- Mix until it reaches the “trace”.
Keep on pulsing and stirring the oil and lye mixture until both of them emulsify. To test if they have reached the “trace”, dip a rubber spatula and hold it above the pitcher. Let the soap mixture dribble back in. If the soap mix sits on top of the mixture for few seconds, it means the soap mixture has reached the trace.
Quickly add the essential oils and colors before the mixture becomes too thick. Then you can pour the soap mixture into your desired molds. For a cheap soap mold, pour the mixture into an empty Pringles can for cutting into bars later.
To see what tracing looks like in action, check out the video below.Note: Popular essential oils added to natural soap are chamomile, lavender, cinnamon,and vanilla oil. You may also add few drops of natural food coloring for vibrant or subtle colors.
Grains like oatmeal and wheat germ add texture to the soap. Be adventurous and mix different combinations to make your own unique natural soap!
Curing Your Soap
Now, the most difficult part of the soap-making process is over, Congratulations! Since your soap mixture is now poured into your mold, all you have to do is cover whatever molds you use with parchment paper or plastic wrap and store in a cool dry location. Allow the soap to cure for at least 24 hours to 1 week.

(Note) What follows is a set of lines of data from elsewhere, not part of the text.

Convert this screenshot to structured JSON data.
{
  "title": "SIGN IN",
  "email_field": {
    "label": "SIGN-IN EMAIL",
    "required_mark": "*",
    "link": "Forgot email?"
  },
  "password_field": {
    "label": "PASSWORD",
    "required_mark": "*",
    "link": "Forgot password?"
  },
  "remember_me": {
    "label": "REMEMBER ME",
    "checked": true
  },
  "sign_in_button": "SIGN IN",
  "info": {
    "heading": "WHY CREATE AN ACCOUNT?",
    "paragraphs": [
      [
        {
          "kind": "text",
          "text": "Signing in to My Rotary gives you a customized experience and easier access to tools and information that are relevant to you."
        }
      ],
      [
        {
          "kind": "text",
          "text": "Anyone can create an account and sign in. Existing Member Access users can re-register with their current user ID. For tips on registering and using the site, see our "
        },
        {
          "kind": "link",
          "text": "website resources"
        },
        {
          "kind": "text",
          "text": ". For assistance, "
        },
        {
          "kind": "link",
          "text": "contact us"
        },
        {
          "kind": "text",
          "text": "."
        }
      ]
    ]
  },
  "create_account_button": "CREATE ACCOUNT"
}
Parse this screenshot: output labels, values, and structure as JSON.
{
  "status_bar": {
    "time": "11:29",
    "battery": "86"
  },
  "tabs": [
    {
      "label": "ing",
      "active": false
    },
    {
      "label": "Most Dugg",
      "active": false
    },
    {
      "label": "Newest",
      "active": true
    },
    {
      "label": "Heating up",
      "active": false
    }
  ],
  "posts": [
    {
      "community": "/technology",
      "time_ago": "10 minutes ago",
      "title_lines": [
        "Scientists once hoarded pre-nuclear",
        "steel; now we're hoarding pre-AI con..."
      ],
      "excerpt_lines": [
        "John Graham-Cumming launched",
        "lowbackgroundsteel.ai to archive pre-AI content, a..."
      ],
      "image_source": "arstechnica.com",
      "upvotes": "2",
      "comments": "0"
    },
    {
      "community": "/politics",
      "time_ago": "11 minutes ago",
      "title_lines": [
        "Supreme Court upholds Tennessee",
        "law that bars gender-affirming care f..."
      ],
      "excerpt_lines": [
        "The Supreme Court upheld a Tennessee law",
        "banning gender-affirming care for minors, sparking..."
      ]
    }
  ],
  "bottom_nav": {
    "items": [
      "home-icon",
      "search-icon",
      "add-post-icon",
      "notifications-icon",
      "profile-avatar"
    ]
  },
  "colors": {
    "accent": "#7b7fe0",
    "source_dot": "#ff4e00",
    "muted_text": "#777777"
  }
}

The soap can be used immediately since the hot process was used, but if the soap is allowed to cure for a bit longer, you will only notice more favorable results. Just go ahead and cut your soap into your desired bar size once it’s finished curing and it will be ready to use. Your soap should be cool and hard when the curing process is over. If you used individual molds, no cutting necessary!
When you store your ready-to-use soap, it’s best to store it in a paper towel or some other paper-like material so that it doesn’t absorb dust or dirt, but still has air exposure. Since hand-made soap creates its own glycerin, that means it will pull in moisture from the air. Just be sure to keep it wrapped or in an airtight container.
Your homemade natural soap is worth all the effort and time. Each and every bar will be the result of your expertise, creativity, and enjoyment. Stop using those commercial soaps and make your own natural soaps instead. There’s simply no reason to use commercial soaps that leave your skill unhealthy from all the un-natural ingredients and chemicals. With home-made soaps, the chemical reaction from the Lye results in no remaining harmful chemicals.
As you learn more about the art of making soap, you can even gift them to your family and friends or sell them locally. With natural soaps, there are no more nasty chemicals; just all-natural ingredients that are safe and healthy!
Once your soap is sealed in your molds, immediately begin cleaning up your work area since you were working with lye. Be sure to clean any equipment that was exposed to lye with vinegar, then wash it normally. I’d also recommend not using your soapmaking equipment for anything else besides making soap.
If you spilled any Lye, just remember that you can use vinegar to neutralize it safely. For any residual lye/oil mix, just leave it sit for a few days because it will become soap eventually and will then be able to be safely cleaned.
Once clean-up is complete, you’re all finished. Now, you can go teach your friends and family members how to make exquisite soaps too!